92% of Clemson students would choose Clemson again
CLEMSON — The vast majority of Clemson University seniors and freshmen say they would choose Clemson if they could go back in time and pick a school all over again.
The 2014 National Survey of Student Engagement (NSSE) report shows that 92 percent of seniors and 92 percent of first-year students would choose Clemson again, compared to 82 and 85 percent, respectively, at peer schools.
Clemson once again excelled in multiple areas of the NSSE, including the collaborative learning indicator, which gauges the amount of time students spend helping each other understand course material, complete projects and prepare for exams. Clemson’s results in these areas were 14 to 17 percent higher among first-year students than those at peer schools.
When asked to what extent their courses challenge them to do their best work, 64 percent of Clemson freshmen gave “high challenge” scores, compared to 53 percent at the comparative schools. For seniors, the results were 60 percent “high challenge” compared to 58 percent at the other schools.
Clemson seniors also gave exceptionally high scores when asked if they completed a culminating senior experience (20 percent higher than at peer schools), worked with a faculty member on a research project (19 percent higher), participated in an internship or similar program (19 percent higher) and if the institution emphasizes providing opportunities to be involved socially (17 percent higher).
Not surprisingly, Clemson’s strongest showings were in the “institution emphasis on attending campus activities and events” category, with freshmen 20 percent and seniors 23 percent higher than at comparison schools.
Debra Jackson, assistant to the president and vice provost for academic affairs, noted that another highlight of the study was that 95 percent of Clemson seniors said they have participated in high-impact practices, which are special undergraduate opportunities that have positive associations with student learning and retention. That is compared to 85 percent in schools within the same classification
“Eighty-one percent of our seniors have participated in one or more of these high-impact opportunities,” she said. “This is extremely important. The university is committed to providing every student opportunities for engagement and leadership, and these results support and provide evidence that we are meeting this goal.”

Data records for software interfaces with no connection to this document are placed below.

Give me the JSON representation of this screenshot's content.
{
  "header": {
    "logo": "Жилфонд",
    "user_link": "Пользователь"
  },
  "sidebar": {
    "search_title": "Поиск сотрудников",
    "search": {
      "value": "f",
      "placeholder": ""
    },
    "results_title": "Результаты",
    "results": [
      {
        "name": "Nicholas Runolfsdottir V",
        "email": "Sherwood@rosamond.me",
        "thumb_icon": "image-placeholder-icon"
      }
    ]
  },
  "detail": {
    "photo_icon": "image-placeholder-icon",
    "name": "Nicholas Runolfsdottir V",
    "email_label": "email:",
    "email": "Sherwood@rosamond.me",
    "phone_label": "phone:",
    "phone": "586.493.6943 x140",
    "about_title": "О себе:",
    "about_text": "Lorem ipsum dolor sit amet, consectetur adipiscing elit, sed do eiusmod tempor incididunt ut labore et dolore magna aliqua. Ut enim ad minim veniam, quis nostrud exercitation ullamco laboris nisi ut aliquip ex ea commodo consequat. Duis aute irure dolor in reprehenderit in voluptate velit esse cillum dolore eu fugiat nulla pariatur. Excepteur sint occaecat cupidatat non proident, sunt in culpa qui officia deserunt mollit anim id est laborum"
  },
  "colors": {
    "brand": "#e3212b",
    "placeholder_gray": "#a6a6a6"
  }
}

Jackson also pointed out that since the university participated in a special civic engagement module this year, students scored well in helping people resolve their disagreements with each other, leading a group where people from different backgrounds feel welcomed and contributing to the well-being of the community.
“Clemson didn’t score sky-high on every item, but that is exactly why the university chooses to participate in such studies,” said Jackson.

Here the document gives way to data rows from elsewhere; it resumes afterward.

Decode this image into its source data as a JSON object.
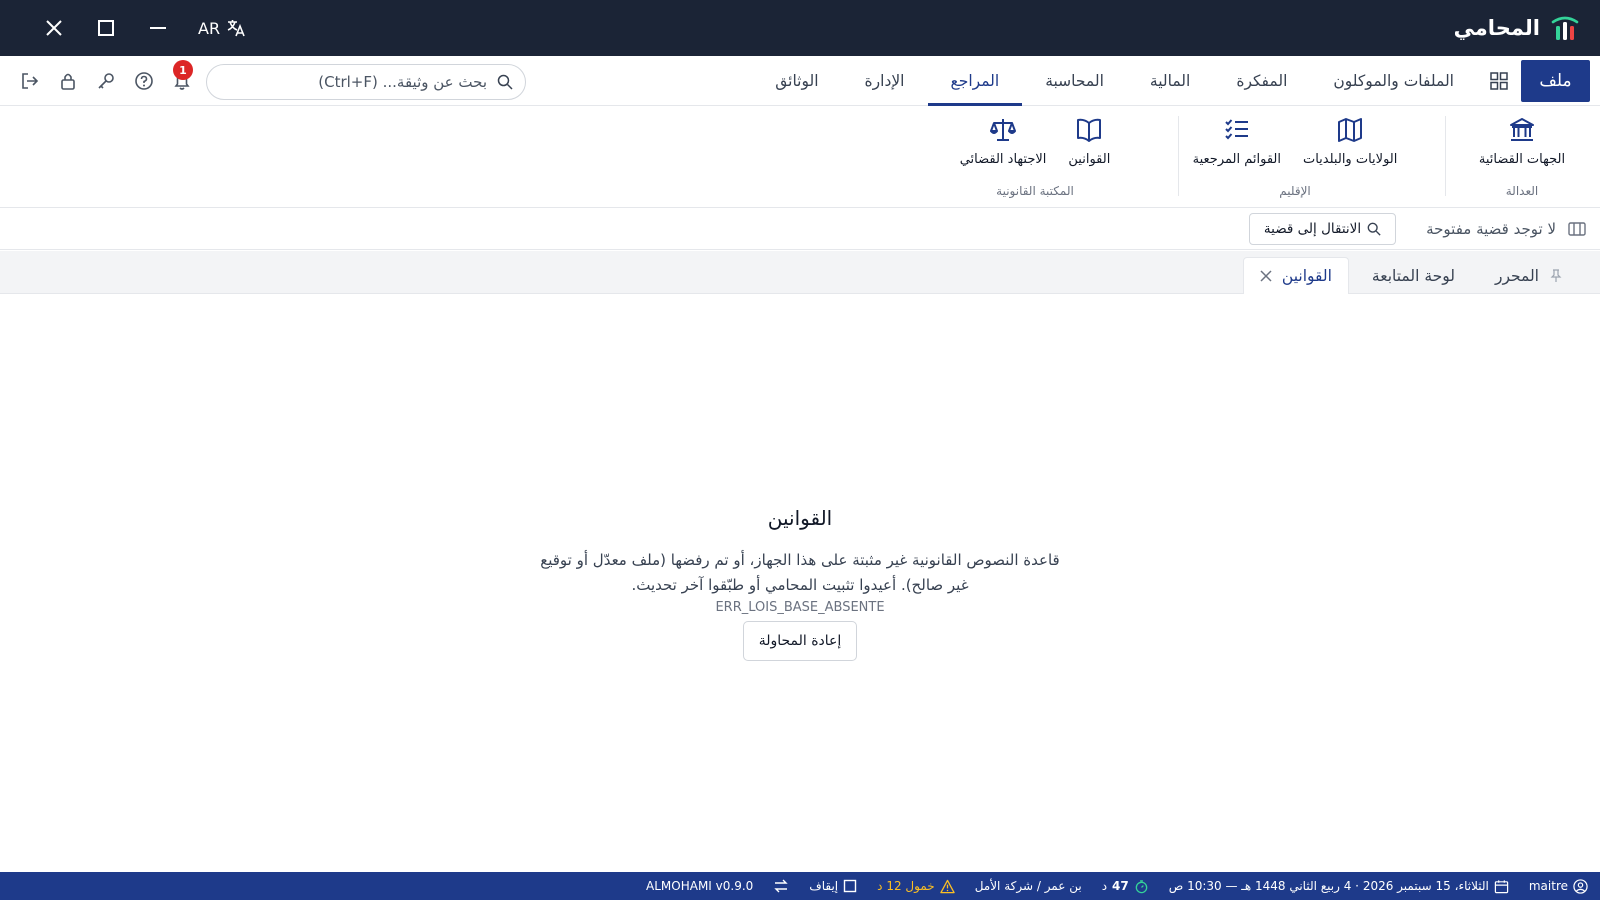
{
  "app": {
    "name": "المحامي",
    "lang_label": "AR",
    "colors": {
      "titlebar": "#1b2436",
      "accent": "#1e3a8a",
      "statusbar": "#1e3a8a",
      "badge": "#dc2626",
      "warning": "#fbbf24"
    }
  },
  "menu": {
    "file_label": "ملف",
    "tabs": [
      "الملفات والموكلون",
      "المفكرة",
      "المالية",
      "المحاسبة",
      "المراجع",
      "الإدارة",
      "الوثائق"
    ],
    "active_tab": "المراجع",
    "search_placeholder": "بحث عن وثيقة... (Ctrl+F)",
    "notification_count": "1"
  },
  "ribbon": {
    "groups": [
      {
        "label": "العدالة",
        "items": [
          {
            "label": "الجهات القضائية",
            "icon": "courthouse-icon"
          }
        ]
      },
      {
        "label": "الإقليم",
        "items": [
          {
            "label": "الولايات والبلديات",
            "icon": "map-icon"
          },
          {
            "label": "القوائم المرجعية",
            "icon": "checklist-icon"
          }
        ]
      },
      {
        "label": "المكتبة القانونية",
        "items": [
          {
            "label": "القوانين",
            "icon": "book-icon"
          },
          {
            "label": "الاجتهاد القضائي",
            "icon": "scales-icon"
          }
        ]
      }
    ]
  },
  "casebar": {
    "no_case_text": "لا توجد قضية مفتوحة",
    "goto_case_label": "الانتقال إلى قضية"
  },
  "doc_tabs": {
    "pinned": "المحرر",
    "tabs": [
      "لوحة المتابعة",
      "القوانين"
    ],
    "active": "القوانين"
  },
  "error": {
    "title": "القوانين",
    "message": "قاعدة النصوص القانونية غير مثبتة على هذا الجهاز، أو تم رفضها (ملف معدّل أو توقيع غير صالح). أعيدوا تثبيت المحامي أو طبّقوا آخر تحديث.",
    "code": "ERR_LOIS_BASE_ABSENTE",
    "retry_label": "إعادة المحاولة"
  },
  "status": {
    "user": "maitre",
    "date": "الثلاثاء، 15 سبتمبر 2026 · 4 ربيع الثاني 1448 هـ — 10:30 ص",
    "timer_value": "47",
    "timer_unit": "د",
    "office": "بن عمر / شركة الأمل",
    "idle_warning": "خمول 12 د",
    "stop_label": "إيقاف",
    "version": "ALMOHAMI v0.9.0"
  }
}
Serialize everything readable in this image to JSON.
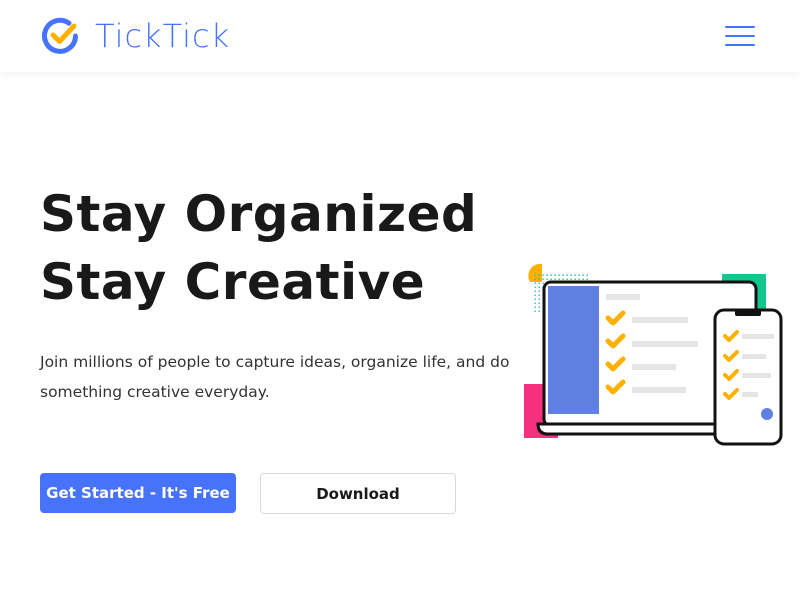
{
  "header": {
    "brand": "TickTick",
    "menu_icon": "hamburger-menu-icon"
  },
  "hero": {
    "title_line_1": "Stay Organized",
    "title_line_2": "Stay Creative",
    "description": "Join millions of people to capture ideas, organize life, and do something creative everyday.",
    "primary_cta": "Get Started - It's Free",
    "secondary_cta": "Download"
  },
  "illustration": {
    "icon": "devices-checklist-illustration"
  },
  "colors": {
    "brand_blue": "#4772FA",
    "check_yellow": "#FFB000",
    "accent_green": "#11C78E",
    "accent_pink": "#F5317F",
    "text_dark": "#191919"
  }
}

“As in all surveys, the rich data that we received indicates that we are doing some things extremely well and there are other places where we can improve,” she explained. “We need to examine the results with the faculty and staff. There are opportunities for us to try new strategies and continue to improve.”

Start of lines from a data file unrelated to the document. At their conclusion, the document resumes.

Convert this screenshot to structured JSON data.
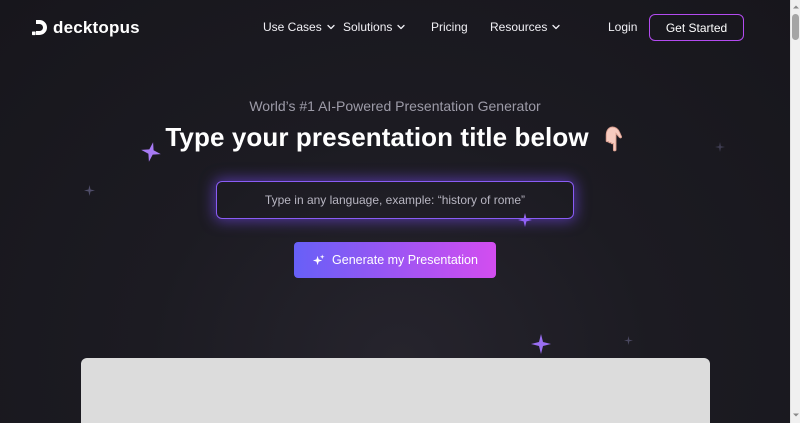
{
  "header": {
    "brand": "decktopus",
    "nav": [
      {
        "label": "Use Cases",
        "has_dropdown": true
      },
      {
        "label": "Solutions",
        "has_dropdown": true
      },
      {
        "label": "Pricing",
        "has_dropdown": false
      },
      {
        "label": "Resources",
        "has_dropdown": true
      }
    ],
    "login_label": "Login",
    "cta_label": "Get Started"
  },
  "hero": {
    "eyebrow": "World’s #1 AI-Powered Presentation Generator",
    "headline": "Type your presentation title below",
    "headline_emoji": "pointing-down-hand-icon",
    "input_placeholder": "Type in any language, example: “history of rome”",
    "input_value": "",
    "button_label": "Generate my Presentation"
  },
  "colors": {
    "background": "#1c1b22",
    "accent_purple": "#8a5cf6",
    "cta_border": "#b34bf0",
    "button_gradient_start": "#6760f7",
    "button_gradient_end": "#d34df0",
    "sparkle": "#a77af4",
    "preview_placeholder": "#dcdcdc"
  }
}
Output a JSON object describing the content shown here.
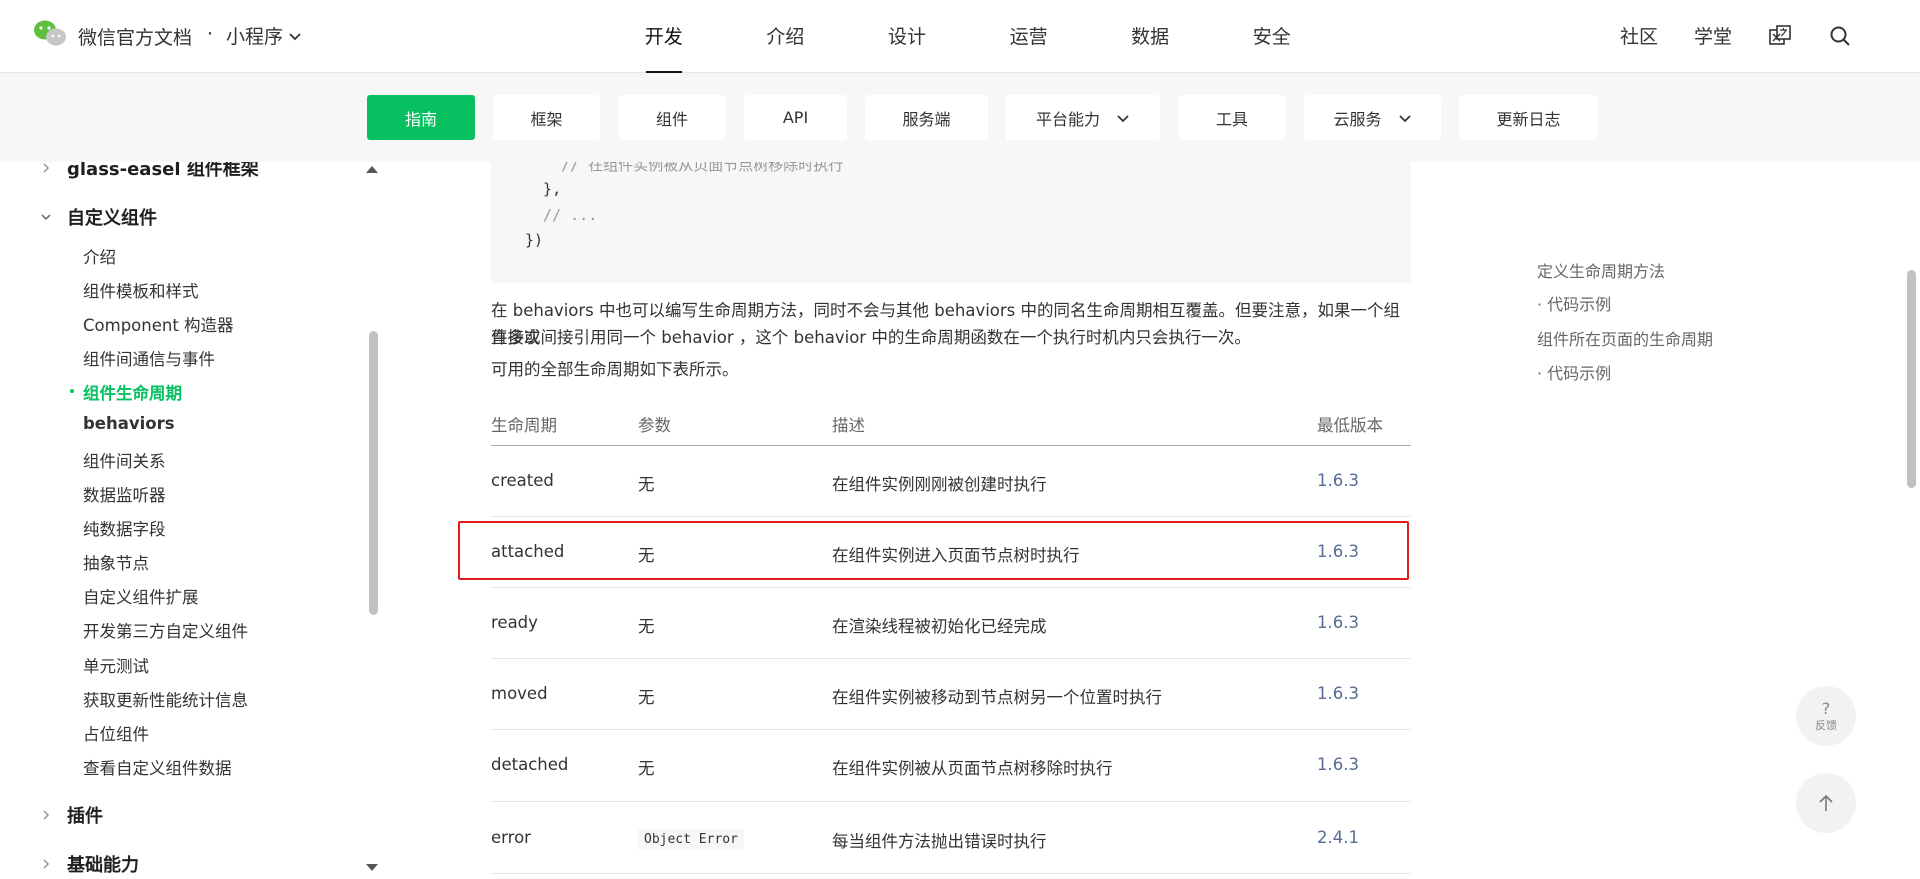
{
  "header": {
    "brand": "微信官方文档",
    "separator": "·",
    "product": "小程序",
    "nav": [
      "开发",
      "介绍",
      "设计",
      "运营",
      "数据",
      "安全"
    ],
    "nav_active": "开发",
    "right_links": [
      "社区",
      "学堂"
    ],
    "icons": [
      "translate-icon",
      "search-icon"
    ]
  },
  "subnav": {
    "tabs": [
      {
        "label": "指南",
        "active": true,
        "dropdown": false
      },
      {
        "label": "框架",
        "active": false,
        "dropdown": false
      },
      {
        "label": "组件",
        "active": false,
        "dropdown": false
      },
      {
        "label": "API",
        "active": false,
        "dropdown": false
      },
      {
        "label": "服务端",
        "active": false,
        "dropdown": false
      },
      {
        "label": "平台能力",
        "active": false,
        "dropdown": true
      },
      {
        "label": "工具",
        "active": false,
        "dropdown": false
      },
      {
        "label": "云服务",
        "active": false,
        "dropdown": true
      },
      {
        "label": "更新日志",
        "active": false,
        "dropdown": false
      }
    ]
  },
  "sidebar": {
    "top_partial": "glass-easel 组件框架",
    "category": "自定义组件",
    "items": [
      {
        "label": "介绍",
        "state": "normal"
      },
      {
        "label": "组件模板和样式",
        "state": "normal"
      },
      {
        "label": "Component 构造器",
        "state": "normal"
      },
      {
        "label": "组件间通信与事件",
        "state": "normal"
      },
      {
        "label": "组件生命周期",
        "state": "active"
      },
      {
        "label": "behaviors",
        "state": "bold"
      },
      {
        "label": "组件间关系",
        "state": "normal"
      },
      {
        "label": "数据监听器",
        "state": "normal"
      },
      {
        "label": "纯数据字段",
        "state": "normal"
      },
      {
        "label": "抽象节点",
        "state": "normal"
      },
      {
        "label": "自定义组件扩展",
        "state": "normal"
      },
      {
        "label": "开发第三方自定义组件",
        "state": "normal"
      },
      {
        "label": "单元测试",
        "state": "normal"
      },
      {
        "label": "获取更新性能统计信息",
        "state": "normal"
      },
      {
        "label": "占位组件",
        "state": "normal"
      },
      {
        "label": "查看自定义组件数据",
        "state": "normal"
      }
    ],
    "after_categories": [
      "插件",
      "基础能力"
    ]
  },
  "content": {
    "code_lines": [
      {
        "text": "    // 在组件实例被从页面节点树移除时执行",
        "comment": true
      },
      {
        "text": "  },",
        "comment": false
      },
      {
        "text": "  // ...",
        "comment": true
      },
      {
        "text": "})",
        "comment": false
      }
    ],
    "para1_line1": "在 behaviors 中也可以编写生命周期方法，同时不会与其他 behaviors 中的同名生命周期相互覆盖。但要注意，如果一个组件多次",
    "para1_line2": "直接或间接引用同一个 behavior ，这个 behavior 中的生命周期函数在一个执行时机内只会执行一次。",
    "para2": "可用的全部生命周期如下表所示。",
    "table": {
      "headers": [
        "生命周期",
        "参数",
        "描述",
        "最低版本"
      ],
      "rows": [
        {
          "name": "created",
          "param": "无",
          "desc": "在组件实例刚刚被创建时执行",
          "version": "1.6.3",
          "param_code": false
        },
        {
          "name": "attached",
          "param": "无",
          "desc": "在组件实例进入页面节点树时执行",
          "version": "1.6.3",
          "param_code": false
        },
        {
          "name": "ready",
          "param": "无",
          "desc": "在渲染线程被初始化已经完成",
          "version": "1.6.3",
          "param_code": false
        },
        {
          "name": "moved",
          "param": "无",
          "desc": "在组件实例被移动到节点树另一个位置时执行",
          "version": "1.6.3",
          "param_code": false
        },
        {
          "name": "detached",
          "param": "无",
          "desc": "在组件实例被从页面节点树移除时执行",
          "version": "1.6.3",
          "param_code": false
        },
        {
          "name": "error",
          "param": "Object Error",
          "desc": "每当组件方法抛出错误时执行",
          "version": "2.4.1",
          "param_code": true
        }
      ]
    }
  },
  "toc": [
    {
      "label": "定义生命周期方法",
      "sub": false
    },
    {
      "label": "· 代码示例",
      "sub": true
    },
    {
      "label": "组件所在页面的生命周期",
      "sub": false
    },
    {
      "label": "· 代码示例",
      "sub": true
    }
  ],
  "floating": {
    "feedback_glyph": "?",
    "feedback_label": "反馈",
    "back_to_top_glyph": "↑"
  },
  "colors": {
    "accent": "#07c160",
    "link": "#576b95",
    "highlight_box": "#e01b1b"
  }
}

Since its launch in 2000, more than 1,500 four-year colleges and universities in the U.S. and Canada have participated in the NSSE. This year, 640 U.S. and 73 Canadian institutions participated.